Work request :: Go through the records and copy each line where the word "this" occurs.
= = = = = = =
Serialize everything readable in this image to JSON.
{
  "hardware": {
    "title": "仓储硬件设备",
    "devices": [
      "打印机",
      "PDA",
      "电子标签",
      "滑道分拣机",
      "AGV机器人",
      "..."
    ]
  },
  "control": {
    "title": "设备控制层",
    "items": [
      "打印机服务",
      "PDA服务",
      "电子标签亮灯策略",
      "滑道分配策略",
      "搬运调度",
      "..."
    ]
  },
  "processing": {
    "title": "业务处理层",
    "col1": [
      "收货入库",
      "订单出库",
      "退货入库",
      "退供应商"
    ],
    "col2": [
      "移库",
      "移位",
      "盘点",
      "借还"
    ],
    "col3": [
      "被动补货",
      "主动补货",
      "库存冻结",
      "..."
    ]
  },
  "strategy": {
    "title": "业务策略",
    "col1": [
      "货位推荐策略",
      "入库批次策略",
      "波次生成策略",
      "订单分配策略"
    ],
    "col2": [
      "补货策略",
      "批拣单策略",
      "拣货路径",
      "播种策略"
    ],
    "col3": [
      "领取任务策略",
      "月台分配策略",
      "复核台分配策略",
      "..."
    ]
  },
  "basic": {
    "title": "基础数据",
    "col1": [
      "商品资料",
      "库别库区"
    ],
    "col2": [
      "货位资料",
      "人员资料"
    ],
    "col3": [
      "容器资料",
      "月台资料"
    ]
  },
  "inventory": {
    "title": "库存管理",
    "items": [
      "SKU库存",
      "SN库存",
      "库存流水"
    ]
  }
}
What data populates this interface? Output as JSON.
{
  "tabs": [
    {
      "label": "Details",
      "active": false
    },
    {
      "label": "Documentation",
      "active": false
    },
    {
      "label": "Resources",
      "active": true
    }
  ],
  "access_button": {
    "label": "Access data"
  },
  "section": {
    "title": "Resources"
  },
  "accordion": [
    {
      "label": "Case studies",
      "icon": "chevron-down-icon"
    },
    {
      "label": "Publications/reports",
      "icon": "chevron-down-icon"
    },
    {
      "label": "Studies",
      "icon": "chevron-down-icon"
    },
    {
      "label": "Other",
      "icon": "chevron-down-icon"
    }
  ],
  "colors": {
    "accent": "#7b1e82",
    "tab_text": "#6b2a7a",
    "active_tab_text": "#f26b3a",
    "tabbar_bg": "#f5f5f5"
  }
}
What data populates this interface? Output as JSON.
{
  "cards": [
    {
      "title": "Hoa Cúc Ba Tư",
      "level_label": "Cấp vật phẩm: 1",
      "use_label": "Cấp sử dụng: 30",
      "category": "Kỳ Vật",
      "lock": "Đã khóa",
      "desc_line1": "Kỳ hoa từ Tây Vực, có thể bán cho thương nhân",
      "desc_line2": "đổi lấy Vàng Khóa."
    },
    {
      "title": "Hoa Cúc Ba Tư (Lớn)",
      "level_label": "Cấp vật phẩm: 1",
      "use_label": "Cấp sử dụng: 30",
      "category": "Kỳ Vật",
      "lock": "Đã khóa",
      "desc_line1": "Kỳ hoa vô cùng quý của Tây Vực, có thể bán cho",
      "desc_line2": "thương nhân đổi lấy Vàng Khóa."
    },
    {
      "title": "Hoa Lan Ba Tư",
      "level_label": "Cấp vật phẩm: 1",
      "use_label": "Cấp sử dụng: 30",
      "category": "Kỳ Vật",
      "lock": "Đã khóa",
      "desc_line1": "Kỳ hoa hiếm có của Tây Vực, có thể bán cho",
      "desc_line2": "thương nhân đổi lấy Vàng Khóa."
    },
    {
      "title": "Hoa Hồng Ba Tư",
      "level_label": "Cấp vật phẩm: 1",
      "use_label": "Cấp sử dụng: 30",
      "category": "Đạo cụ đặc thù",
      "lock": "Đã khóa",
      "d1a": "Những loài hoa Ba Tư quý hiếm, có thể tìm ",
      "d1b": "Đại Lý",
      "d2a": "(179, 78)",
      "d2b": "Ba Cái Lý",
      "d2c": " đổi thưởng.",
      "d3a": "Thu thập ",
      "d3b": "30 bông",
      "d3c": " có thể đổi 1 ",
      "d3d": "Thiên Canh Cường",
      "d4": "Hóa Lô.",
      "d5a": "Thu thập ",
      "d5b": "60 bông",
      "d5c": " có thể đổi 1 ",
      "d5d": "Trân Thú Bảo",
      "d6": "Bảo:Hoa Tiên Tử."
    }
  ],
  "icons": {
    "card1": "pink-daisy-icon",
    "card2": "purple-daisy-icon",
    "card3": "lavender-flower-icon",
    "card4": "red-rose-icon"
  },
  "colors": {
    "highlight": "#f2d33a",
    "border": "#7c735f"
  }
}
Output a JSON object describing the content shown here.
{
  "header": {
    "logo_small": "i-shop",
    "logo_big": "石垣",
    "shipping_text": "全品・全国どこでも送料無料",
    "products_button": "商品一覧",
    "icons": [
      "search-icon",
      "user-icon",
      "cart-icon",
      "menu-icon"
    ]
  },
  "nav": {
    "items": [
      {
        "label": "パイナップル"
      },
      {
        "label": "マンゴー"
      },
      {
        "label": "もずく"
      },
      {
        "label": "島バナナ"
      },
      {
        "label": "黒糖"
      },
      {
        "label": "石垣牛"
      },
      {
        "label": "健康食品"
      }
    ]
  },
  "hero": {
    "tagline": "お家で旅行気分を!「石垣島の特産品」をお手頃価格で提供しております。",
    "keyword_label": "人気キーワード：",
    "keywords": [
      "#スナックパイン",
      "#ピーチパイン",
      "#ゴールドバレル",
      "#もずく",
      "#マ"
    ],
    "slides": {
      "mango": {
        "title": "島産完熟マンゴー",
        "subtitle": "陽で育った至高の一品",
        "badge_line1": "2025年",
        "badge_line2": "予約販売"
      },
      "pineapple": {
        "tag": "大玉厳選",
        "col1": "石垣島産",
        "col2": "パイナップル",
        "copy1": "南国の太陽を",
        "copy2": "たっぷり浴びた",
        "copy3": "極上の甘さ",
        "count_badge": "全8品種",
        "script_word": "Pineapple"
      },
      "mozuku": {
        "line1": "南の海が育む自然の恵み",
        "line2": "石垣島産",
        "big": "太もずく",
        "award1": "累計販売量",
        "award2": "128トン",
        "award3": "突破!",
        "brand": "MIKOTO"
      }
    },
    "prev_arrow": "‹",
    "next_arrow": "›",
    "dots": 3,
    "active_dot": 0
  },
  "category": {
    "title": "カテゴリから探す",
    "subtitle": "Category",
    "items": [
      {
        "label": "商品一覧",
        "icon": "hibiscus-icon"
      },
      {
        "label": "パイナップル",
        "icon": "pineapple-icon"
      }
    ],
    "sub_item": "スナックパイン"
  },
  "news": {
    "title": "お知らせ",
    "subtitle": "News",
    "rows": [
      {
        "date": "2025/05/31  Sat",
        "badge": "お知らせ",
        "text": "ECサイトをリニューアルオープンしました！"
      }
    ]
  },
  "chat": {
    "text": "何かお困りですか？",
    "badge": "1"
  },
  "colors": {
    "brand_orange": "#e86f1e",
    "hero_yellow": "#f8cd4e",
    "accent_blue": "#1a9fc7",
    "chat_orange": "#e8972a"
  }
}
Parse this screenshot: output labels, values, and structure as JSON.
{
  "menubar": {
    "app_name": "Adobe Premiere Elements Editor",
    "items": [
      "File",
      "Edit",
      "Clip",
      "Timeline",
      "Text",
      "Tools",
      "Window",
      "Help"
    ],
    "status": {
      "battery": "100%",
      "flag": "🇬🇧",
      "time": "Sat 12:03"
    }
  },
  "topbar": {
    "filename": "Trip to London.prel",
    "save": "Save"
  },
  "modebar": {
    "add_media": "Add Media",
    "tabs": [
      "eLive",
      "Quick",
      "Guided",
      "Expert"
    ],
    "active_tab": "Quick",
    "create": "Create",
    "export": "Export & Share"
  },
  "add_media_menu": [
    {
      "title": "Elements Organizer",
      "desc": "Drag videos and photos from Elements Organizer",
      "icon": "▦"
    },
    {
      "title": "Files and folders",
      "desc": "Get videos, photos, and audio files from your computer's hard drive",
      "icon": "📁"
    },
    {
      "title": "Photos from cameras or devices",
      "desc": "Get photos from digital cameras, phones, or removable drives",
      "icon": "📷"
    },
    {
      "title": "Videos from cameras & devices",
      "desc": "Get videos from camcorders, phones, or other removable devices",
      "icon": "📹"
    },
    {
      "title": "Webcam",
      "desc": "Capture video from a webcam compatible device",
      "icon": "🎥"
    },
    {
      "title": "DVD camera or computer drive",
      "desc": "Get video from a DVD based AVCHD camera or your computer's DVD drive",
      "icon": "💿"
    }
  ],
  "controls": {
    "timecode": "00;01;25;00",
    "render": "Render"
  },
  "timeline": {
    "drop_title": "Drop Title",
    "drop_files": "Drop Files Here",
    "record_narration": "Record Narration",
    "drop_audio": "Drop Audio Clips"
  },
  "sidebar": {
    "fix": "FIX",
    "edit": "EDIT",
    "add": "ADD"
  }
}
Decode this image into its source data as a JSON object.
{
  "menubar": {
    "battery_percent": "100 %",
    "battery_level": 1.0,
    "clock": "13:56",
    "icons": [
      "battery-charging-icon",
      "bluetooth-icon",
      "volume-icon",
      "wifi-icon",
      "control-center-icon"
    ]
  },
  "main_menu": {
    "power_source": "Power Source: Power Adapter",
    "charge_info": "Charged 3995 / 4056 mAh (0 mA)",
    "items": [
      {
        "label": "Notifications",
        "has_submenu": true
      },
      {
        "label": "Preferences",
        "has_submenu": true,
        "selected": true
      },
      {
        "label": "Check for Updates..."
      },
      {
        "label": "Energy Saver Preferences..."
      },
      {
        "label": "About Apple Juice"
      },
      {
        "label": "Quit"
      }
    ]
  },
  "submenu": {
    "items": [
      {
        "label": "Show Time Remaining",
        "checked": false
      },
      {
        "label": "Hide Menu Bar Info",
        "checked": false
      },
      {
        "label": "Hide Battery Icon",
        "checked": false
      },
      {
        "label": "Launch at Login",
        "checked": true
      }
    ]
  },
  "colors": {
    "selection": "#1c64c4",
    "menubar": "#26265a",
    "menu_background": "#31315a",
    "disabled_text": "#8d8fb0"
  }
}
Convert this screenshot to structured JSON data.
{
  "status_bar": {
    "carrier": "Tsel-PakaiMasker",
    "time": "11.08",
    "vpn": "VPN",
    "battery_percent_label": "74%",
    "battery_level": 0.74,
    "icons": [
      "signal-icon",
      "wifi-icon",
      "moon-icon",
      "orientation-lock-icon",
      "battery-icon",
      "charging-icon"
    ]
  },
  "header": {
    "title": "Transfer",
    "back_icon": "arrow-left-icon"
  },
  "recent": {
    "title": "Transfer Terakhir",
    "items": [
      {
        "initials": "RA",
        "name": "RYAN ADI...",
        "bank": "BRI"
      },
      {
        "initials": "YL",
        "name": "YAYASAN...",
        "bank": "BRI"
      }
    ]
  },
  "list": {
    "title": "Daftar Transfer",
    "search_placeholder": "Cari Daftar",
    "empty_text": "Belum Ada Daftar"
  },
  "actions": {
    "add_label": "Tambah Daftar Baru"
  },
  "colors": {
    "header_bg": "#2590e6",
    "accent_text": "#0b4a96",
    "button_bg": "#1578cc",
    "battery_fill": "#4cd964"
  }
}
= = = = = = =
Output below ::
Serialize everything readable in this image to JSON.
What data populates this interface? Output as JSON.
What data populates this interface? Output as JSON.
Parse this screenshot: output labels, values, and structure as JSON.
Decode this image into its source data as a JSON object.
Convert this screenshot to structured JSON data.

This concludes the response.